116 The RIS does identify, describe, and where possible quantify, likely impacts of the proposals. However, the impact in practice will be highly dependent on the responses of individual tenants and landlords, which are difficult to assess given the limited consultation. RIAT notes in particular that the cost-benefit analysis for smoke alarms is dependent on an assumption of high or full compliance. There is also a lack of discussion about the potential for landlords to pass on to tenants increased costs of insulation (in the form of higher rents).
117 Finally, the RIS does not differentiate the proposal to strengthen enforcement powers for RTA breaches from the proposed standards for insulation, despite these options addressing different problems. RIAT recommends that more consideration be given to including enforcement matters in the monitoring plan which should enable informed analysis in any future reform.
3 thoughts on “Individual freedom, choice, and personal responsibility – or not”
I have never read a Cabinet briefing paper before. There are a lot of recommendations from an “I” who is never identified. Is this the Minister or an unnamed civil servant? As you point out, the author seems very keen to spend someone else’s money on problems the market should address.
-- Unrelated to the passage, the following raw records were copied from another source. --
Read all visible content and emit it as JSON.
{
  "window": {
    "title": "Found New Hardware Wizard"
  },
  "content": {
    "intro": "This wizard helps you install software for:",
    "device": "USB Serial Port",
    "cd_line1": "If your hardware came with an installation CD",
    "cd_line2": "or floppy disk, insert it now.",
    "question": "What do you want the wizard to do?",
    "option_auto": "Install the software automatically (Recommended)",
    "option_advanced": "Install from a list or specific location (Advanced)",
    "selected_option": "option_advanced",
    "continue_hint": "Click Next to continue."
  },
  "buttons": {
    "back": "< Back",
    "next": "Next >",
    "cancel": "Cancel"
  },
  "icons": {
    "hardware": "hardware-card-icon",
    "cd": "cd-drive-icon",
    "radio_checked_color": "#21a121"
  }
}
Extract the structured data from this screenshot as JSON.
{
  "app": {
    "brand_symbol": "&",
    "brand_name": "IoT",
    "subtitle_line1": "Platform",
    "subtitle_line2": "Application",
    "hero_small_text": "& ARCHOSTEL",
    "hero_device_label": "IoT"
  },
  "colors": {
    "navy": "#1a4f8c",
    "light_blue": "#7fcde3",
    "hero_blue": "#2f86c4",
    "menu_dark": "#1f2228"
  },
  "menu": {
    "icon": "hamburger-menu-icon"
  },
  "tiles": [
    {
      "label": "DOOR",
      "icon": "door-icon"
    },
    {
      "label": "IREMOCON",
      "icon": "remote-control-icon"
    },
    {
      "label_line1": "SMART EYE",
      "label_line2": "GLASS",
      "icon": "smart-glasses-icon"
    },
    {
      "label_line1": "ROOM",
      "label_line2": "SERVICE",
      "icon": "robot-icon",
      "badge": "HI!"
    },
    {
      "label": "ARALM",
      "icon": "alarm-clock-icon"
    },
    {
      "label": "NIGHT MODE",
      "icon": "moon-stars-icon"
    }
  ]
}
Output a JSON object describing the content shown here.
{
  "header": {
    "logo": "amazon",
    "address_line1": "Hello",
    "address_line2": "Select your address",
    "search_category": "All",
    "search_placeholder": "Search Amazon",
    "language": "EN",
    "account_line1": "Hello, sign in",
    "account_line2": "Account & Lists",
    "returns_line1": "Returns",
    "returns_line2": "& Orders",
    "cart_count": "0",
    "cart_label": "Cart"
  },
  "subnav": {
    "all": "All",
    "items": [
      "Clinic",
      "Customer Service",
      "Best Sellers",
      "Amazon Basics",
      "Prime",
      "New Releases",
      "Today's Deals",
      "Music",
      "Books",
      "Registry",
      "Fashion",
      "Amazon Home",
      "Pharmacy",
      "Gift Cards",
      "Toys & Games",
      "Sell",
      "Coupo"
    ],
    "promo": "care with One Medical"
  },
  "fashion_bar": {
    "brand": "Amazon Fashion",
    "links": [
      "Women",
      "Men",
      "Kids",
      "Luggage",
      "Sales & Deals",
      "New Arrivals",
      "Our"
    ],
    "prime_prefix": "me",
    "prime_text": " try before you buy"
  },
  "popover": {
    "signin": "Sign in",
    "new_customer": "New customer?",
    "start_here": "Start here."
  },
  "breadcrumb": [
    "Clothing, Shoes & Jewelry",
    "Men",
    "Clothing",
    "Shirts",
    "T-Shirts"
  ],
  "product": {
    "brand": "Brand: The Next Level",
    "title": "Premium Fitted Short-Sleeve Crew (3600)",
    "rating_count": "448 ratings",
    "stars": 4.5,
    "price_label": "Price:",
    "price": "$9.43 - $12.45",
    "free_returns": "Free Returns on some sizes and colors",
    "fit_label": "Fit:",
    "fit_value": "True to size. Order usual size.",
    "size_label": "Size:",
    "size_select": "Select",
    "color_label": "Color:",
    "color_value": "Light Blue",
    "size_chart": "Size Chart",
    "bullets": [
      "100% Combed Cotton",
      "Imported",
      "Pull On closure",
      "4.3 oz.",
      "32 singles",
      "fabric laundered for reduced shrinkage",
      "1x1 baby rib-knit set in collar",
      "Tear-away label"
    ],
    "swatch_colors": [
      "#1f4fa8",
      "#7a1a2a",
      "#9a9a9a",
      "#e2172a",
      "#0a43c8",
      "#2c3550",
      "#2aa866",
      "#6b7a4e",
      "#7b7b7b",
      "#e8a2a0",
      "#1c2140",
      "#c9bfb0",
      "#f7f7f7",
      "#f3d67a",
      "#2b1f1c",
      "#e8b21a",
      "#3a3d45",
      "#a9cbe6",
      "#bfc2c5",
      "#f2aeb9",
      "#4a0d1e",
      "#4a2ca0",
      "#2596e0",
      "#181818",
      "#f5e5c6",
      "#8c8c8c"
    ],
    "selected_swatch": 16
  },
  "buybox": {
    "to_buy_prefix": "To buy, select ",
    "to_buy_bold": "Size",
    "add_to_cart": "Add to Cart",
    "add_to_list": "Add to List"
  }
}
It might not be more persuasive if we knew the identity of “I” but it would certainly be more interesting.
Cabinet papers are always from the Minister him or herself (altho written by officials with varying degrees of involvement by ministers themselves, depending on the issue and Minister. With this one, I think we can assume a pretty high degree of Nick Smith involvement.
Nice post. Read somewhere that seat belts were not cost effective unless 15% used them.
Warrant of fitness proposals last year include the landlord maintaining the battery on smoke alarms because they know tenants often do not bother.